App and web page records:
· · · · ·

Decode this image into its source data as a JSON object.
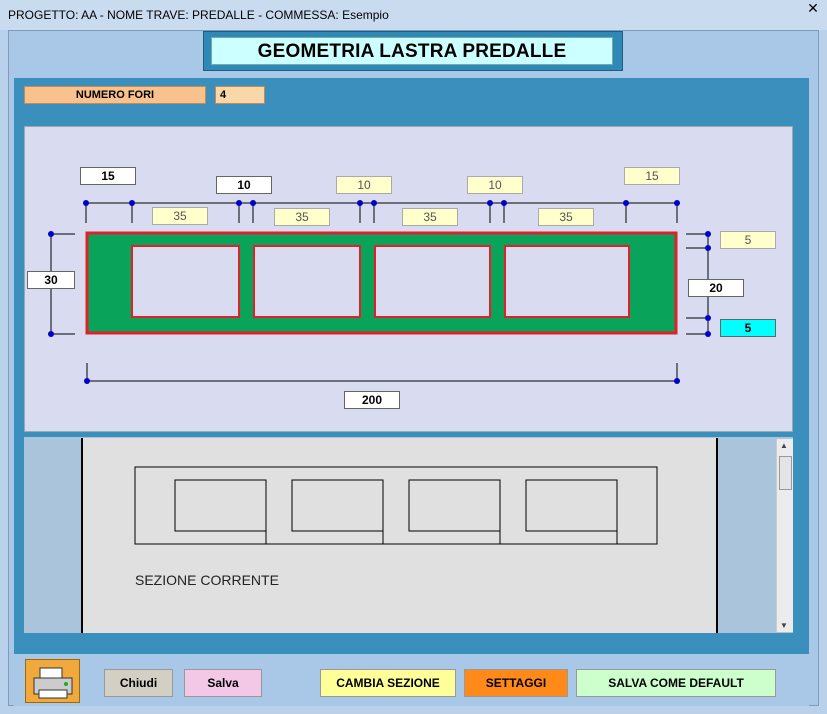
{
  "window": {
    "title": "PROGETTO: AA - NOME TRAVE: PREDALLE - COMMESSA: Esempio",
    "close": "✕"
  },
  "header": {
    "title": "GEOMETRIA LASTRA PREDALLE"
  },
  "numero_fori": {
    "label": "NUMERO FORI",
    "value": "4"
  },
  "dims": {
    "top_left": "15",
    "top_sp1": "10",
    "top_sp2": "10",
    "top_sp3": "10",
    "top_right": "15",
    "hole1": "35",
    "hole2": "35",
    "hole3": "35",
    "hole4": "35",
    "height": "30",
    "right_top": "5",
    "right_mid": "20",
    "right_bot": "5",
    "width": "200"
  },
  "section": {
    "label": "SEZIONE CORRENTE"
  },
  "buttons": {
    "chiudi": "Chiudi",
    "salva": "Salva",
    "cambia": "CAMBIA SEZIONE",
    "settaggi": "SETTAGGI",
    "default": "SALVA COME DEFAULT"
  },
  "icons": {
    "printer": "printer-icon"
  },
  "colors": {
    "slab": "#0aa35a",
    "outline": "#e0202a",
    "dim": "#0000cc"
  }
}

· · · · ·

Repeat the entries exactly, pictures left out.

» SOLUTION FOR THIS EXERCISE:
Decode this image into its source data as a JSON object.
{
  "window": {
    "title": "PROGETTO: AA - NOME TRAVE: PREDALLE - COMMESSA: Esempio",
    "close": "✕"
  },
  "header": {
    "title": "GEOMETRIA LASTRA PREDALLE"
  },
  "numero_fori": {
    "label": "NUMERO FORI",
    "value": "4"
  },
  "dims": {
    "top_left": "15",
    "top_sp1": "10",
    "top_sp2": "10",
    "top_sp3": "10",
    "top_right": "15",
    "hole1": "35",
    "hole2": "35",
    "hole3": "35",
    "hole4": "35",
    "height": "30",
    "right_top": "5",
    "right_mid": "20",
    "right_bot": "5",
    "width": "200"
  },
  "section": {
    "label": "SEZIONE CORRENTE"
  },
  "buttons": {
    "chiudi": "Chiudi",
    "salva": "Salva",
    "cambia": "CAMBIA SEZIONE",
    "settaggi": "SETTAGGI",
    "default": "SALVA COME DEFAULT"
  },
  "icons": {
    "printer": "printer-icon"
  },
  "colors": {
    "slab": "#0aa35a",
    "outline": "#e0202a",
    "dim": "#0000cc"
  }
}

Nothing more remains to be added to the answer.